Work out how many lines in the data hold the word "icon", and reply with that number only.
────────────────────
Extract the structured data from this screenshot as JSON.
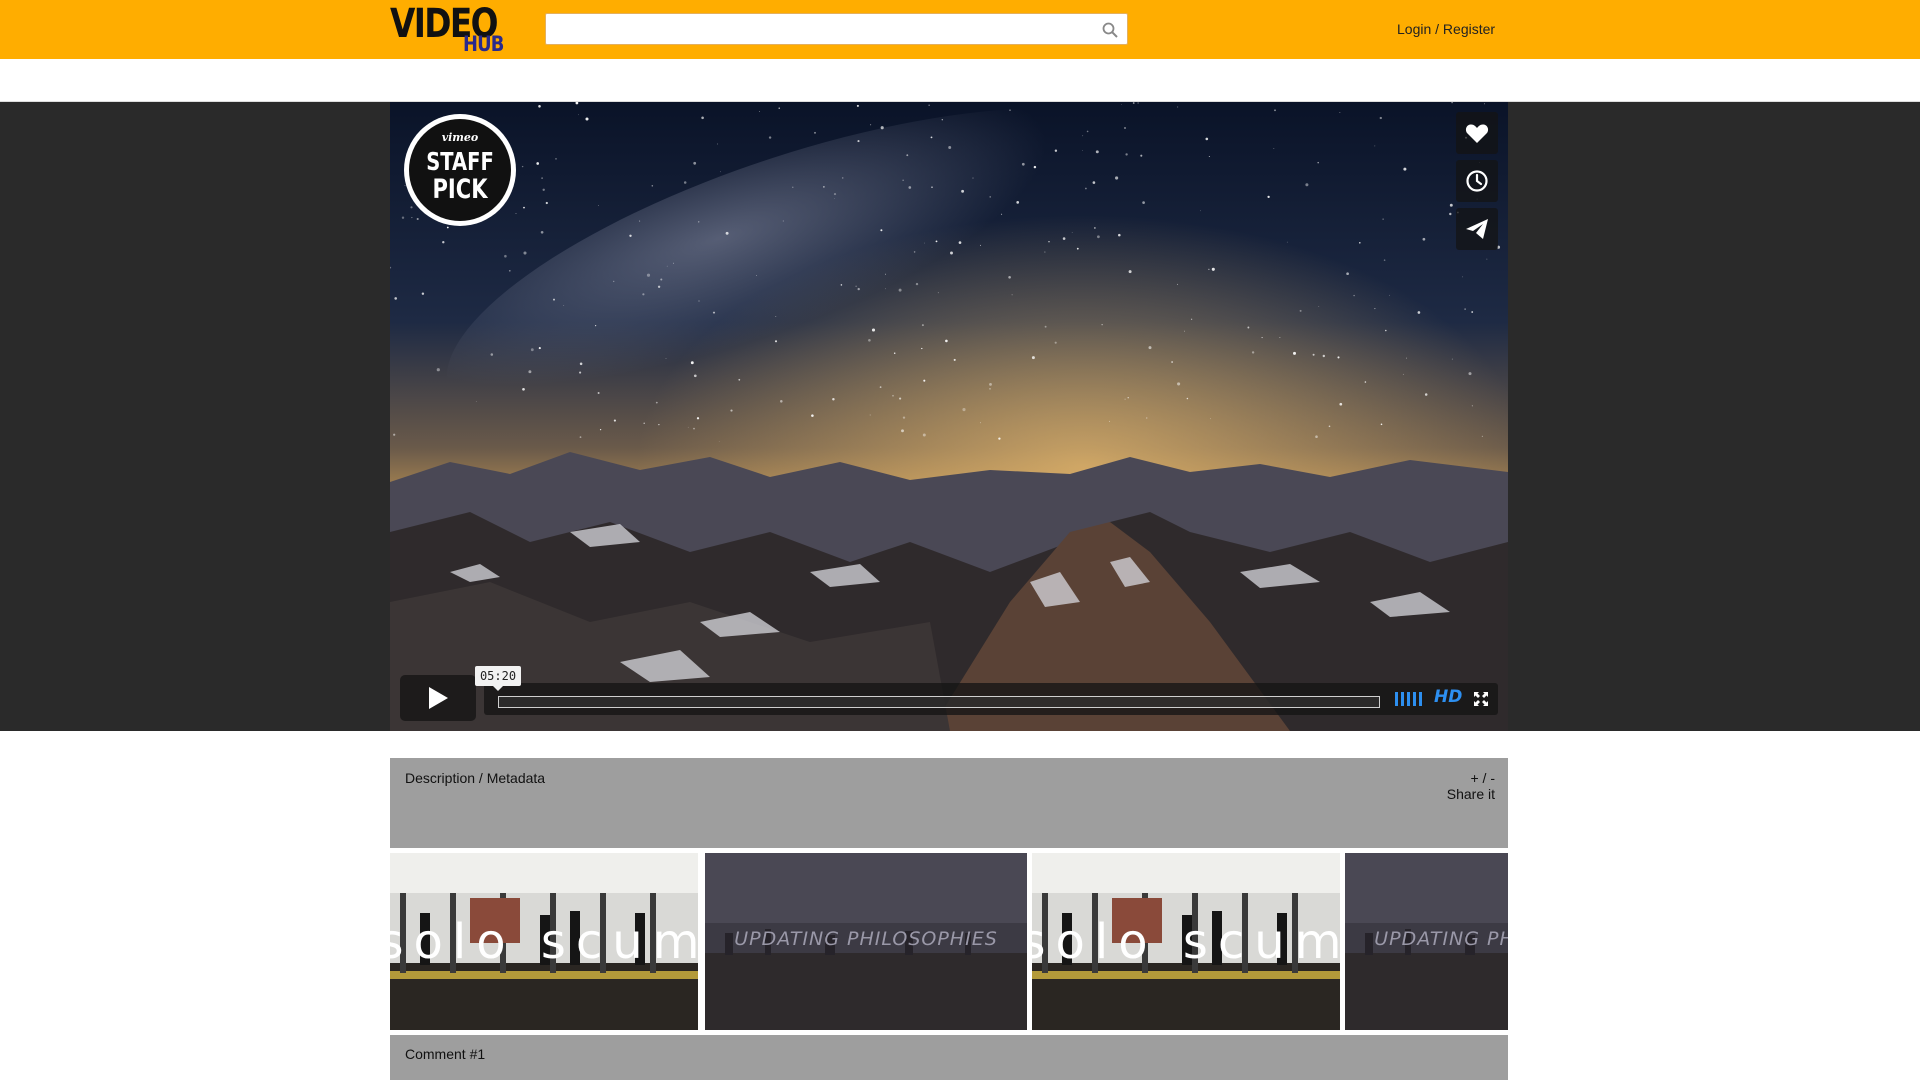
{
  "header": {
    "logo_top": "VIDEO",
    "logo_bottom": "HUB",
    "search_placeholder": "",
    "search_icon": "search-icon",
    "auth_label": "Login / Register"
  },
  "player": {
    "badge_top": "vimeo",
    "badge_line1": "STAFF",
    "badge_line2": "PICK",
    "side_buttons": [
      "heart-icon",
      "clock-icon",
      "send-icon"
    ],
    "time": "05:20",
    "progress": 0.0,
    "hd_label": "HD"
  },
  "description": {
    "title": "Description / Metadata",
    "toggle_label": "+ / -",
    "share_label": "Share it"
  },
  "thumbnails": [
    {
      "title": "solo scum"
    },
    {
      "title": "UPDATING PHILOSOPHIES"
    },
    {
      "title": "solo scum"
    },
    {
      "title": "UPDATING PHILOSOPHIES"
    }
  ],
  "comments": {
    "first_title": "Comment #1"
  },
  "colors": {
    "header_bg": "#ffad00",
    "stage_bg": "#2a2a2a",
    "panel_bg": "#9e9e9e",
    "hd_color": "#2d8ff0"
  }
}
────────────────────
*Response area*. 4